◆ **Your task**: Sort through the listing below and keep each line with the word "Debug". Copy those.

◆ **Records for the exercise**:
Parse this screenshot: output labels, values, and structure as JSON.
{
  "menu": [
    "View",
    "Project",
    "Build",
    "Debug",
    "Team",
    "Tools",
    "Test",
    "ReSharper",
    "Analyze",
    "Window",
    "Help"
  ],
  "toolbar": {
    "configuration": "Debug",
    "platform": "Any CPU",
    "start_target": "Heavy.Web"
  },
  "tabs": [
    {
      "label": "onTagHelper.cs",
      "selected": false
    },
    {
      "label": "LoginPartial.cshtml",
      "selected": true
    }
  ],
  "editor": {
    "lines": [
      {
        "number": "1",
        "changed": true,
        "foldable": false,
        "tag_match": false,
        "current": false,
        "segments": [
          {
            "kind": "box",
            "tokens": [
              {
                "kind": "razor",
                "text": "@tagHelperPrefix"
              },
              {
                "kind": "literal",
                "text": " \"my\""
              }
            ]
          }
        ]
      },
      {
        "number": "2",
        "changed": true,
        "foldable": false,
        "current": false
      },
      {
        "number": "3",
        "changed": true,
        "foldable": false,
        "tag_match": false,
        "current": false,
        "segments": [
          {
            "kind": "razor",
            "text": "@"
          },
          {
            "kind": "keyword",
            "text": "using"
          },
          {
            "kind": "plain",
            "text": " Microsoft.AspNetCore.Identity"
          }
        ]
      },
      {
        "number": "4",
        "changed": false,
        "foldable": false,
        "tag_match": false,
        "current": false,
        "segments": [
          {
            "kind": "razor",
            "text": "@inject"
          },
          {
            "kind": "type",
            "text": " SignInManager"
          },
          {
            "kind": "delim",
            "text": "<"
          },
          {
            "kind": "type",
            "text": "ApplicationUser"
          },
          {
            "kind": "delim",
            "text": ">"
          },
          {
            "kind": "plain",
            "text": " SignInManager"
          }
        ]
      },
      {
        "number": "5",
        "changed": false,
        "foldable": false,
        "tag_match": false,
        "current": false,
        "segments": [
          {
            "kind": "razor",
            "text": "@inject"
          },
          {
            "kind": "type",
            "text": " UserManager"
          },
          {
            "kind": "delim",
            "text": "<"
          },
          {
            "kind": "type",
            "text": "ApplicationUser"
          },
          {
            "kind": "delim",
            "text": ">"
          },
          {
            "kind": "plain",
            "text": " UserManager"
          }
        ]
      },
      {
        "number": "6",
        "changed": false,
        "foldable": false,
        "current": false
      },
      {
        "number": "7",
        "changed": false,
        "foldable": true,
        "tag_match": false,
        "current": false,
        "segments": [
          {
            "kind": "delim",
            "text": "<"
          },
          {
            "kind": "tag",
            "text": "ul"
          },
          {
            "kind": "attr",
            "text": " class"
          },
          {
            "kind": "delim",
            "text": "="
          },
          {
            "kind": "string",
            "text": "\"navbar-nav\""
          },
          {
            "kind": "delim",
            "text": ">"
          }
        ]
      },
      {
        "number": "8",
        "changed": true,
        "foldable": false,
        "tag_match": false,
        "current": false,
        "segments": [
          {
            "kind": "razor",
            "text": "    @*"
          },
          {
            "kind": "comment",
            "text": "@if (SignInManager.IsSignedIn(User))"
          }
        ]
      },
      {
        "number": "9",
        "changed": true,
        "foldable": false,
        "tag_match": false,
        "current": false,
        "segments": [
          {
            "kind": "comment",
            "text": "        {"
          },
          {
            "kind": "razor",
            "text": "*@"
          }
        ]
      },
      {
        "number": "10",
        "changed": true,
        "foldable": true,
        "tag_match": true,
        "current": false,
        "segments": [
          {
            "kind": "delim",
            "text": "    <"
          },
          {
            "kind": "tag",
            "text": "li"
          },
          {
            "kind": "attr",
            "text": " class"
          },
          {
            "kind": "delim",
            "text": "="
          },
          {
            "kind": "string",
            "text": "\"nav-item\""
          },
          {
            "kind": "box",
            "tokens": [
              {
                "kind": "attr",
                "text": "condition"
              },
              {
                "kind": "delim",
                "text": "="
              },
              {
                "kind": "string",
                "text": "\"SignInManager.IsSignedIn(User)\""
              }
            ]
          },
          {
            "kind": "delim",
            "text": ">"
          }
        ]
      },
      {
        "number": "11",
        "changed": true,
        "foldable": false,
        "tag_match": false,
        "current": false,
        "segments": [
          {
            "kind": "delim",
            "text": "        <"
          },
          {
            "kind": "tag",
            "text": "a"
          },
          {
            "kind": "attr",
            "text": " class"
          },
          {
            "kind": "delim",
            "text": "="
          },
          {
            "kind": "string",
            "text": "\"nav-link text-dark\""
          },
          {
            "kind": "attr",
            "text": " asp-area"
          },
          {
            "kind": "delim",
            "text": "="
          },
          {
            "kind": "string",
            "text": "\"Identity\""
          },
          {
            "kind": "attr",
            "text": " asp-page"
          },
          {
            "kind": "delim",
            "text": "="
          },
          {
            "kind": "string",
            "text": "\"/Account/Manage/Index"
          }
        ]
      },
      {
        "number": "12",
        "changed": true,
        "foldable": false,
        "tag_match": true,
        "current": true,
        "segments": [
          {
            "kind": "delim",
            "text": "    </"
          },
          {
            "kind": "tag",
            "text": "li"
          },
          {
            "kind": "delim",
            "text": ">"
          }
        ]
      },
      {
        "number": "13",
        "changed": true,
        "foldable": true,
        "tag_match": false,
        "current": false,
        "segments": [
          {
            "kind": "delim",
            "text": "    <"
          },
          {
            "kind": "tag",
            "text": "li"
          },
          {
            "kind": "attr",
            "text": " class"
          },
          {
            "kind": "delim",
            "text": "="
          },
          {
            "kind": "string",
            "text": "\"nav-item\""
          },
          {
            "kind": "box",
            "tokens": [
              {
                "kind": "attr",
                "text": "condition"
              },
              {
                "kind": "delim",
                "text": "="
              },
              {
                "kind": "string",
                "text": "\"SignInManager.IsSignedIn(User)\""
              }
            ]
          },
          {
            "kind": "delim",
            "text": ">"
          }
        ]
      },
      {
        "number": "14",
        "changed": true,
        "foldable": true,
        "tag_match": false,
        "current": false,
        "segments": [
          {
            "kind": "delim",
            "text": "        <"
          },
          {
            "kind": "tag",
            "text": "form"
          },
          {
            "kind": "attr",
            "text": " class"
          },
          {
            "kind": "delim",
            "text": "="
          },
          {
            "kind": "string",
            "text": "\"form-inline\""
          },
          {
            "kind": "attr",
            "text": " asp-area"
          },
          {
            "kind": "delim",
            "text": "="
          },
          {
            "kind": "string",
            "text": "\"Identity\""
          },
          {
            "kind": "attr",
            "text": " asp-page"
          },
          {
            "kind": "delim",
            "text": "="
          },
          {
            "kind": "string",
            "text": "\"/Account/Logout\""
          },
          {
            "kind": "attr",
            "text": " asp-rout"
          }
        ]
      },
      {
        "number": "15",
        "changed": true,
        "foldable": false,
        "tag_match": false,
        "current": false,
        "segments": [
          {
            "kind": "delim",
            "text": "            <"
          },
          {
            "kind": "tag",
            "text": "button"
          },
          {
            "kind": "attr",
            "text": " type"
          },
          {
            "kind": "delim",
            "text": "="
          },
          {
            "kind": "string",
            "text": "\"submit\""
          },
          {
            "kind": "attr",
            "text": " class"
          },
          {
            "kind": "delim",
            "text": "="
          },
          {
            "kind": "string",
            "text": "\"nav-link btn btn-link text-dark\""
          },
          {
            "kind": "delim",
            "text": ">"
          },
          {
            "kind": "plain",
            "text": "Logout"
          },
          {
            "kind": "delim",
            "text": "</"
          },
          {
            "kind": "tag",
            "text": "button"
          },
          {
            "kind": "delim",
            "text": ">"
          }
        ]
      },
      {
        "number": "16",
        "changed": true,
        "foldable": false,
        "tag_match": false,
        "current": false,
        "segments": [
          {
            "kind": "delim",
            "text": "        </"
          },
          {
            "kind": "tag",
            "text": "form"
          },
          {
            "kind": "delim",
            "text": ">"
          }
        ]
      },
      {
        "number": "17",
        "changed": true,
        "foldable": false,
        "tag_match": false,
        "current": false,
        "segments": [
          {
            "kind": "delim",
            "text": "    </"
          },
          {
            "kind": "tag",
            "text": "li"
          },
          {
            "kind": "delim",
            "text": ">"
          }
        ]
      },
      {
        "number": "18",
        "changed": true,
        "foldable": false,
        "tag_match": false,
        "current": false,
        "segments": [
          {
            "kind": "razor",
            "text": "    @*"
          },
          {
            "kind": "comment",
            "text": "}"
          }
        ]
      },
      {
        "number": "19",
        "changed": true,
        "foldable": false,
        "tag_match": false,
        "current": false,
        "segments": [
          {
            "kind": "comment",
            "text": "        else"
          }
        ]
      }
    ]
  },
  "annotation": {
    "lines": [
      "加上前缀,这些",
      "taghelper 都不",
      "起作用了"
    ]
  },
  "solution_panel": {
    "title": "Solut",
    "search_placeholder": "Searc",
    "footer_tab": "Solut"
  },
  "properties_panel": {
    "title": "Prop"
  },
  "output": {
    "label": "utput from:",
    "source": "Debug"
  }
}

◆ **Expected answer**:
    "Debug",
    "configuration": "Debug",
    "source": "Debug"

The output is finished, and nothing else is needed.